● TASK TO COMPLETE
No images, please. Copy each entry below exactly as it reads.
= = =
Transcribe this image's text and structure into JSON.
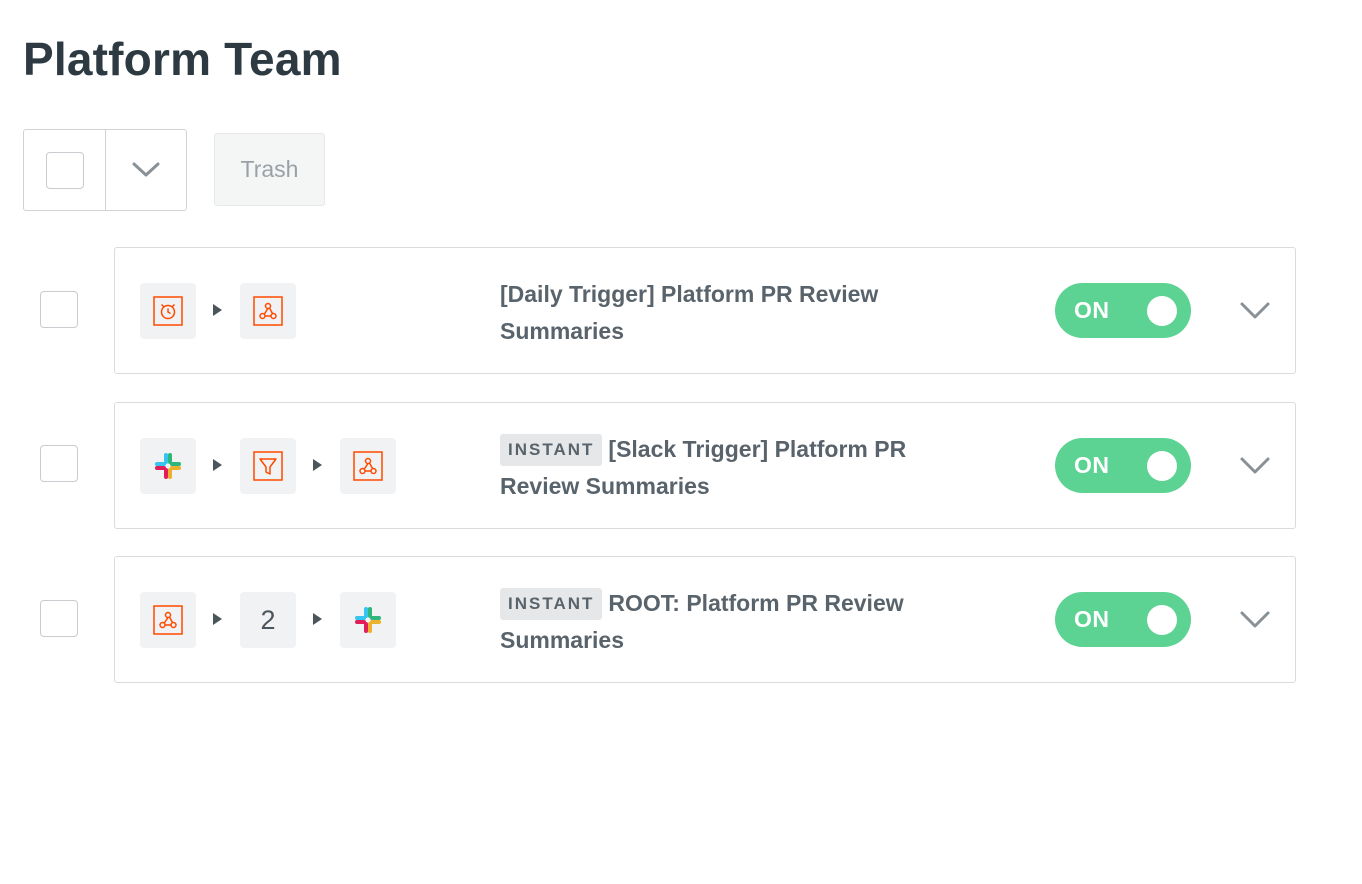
{
  "page": {
    "title": "Platform Team"
  },
  "toolbar": {
    "trash_label": "Trash"
  },
  "colors": {
    "accent_orange": "#ff4a00",
    "toggle_on": "#5dd393",
    "slack_blue": "#36c5f0",
    "slack_green": "#2eb67d",
    "slack_yellow": "#ecb22e",
    "slack_red": "#e01e5a"
  },
  "zaps": [
    {
      "badge": "",
      "title": "[Daily Trigger] Platform PR Review Summaries",
      "status": "ON",
      "steps": [
        {
          "icon": "schedule-icon"
        },
        {
          "icon": "webhook-icon"
        }
      ]
    },
    {
      "badge": "INSTANT",
      "title": "[Slack Trigger] Platform PR Review Summaries",
      "status": "ON",
      "steps": [
        {
          "icon": "slack-icon"
        },
        {
          "icon": "filter-icon"
        },
        {
          "icon": "webhook-icon"
        }
      ]
    },
    {
      "badge": "INSTANT",
      "title": "ROOT: Platform PR Review Summaries",
      "status": "ON",
      "steps": [
        {
          "icon": "webhook-icon"
        },
        {
          "count": "2"
        },
        {
          "icon": "slack-icon"
        }
      ]
    }
  ]
}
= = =
● EXERCISE RESULT
Transcribe this image's text and structure into JSON.
{
  "page": {
    "title": "Platform Team"
  },
  "toolbar": {
    "trash_label": "Trash"
  },
  "colors": {
    "accent_orange": "#ff4a00",
    "toggle_on": "#5dd393",
    "slack_blue": "#36c5f0",
    "slack_green": "#2eb67d",
    "slack_yellow": "#ecb22e",
    "slack_red": "#e01e5a"
  },
  "zaps": [
    {
      "badge": "",
      "title": "[Daily Trigger] Platform PR Review Summaries",
      "status": "ON",
      "steps": [
        {
          "icon": "schedule-icon"
        },
        {
          "icon": "webhook-icon"
        }
      ]
    },
    {
      "badge": "INSTANT",
      "title": "[Slack Trigger] Platform PR Review Summaries",
      "status": "ON",
      "steps": [
        {
          "icon": "slack-icon"
        },
        {
          "icon": "filter-icon"
        },
        {
          "icon": "webhook-icon"
        }
      ]
    },
    {
      "badge": "INSTANT",
      "title": "ROOT: Platform PR Review Summaries",
      "status": "ON",
      "steps": [
        {
          "icon": "webhook-icon"
        },
        {
          "count": "2"
        },
        {
          "icon": "slack-icon"
        }
      ]
    }
  ]
}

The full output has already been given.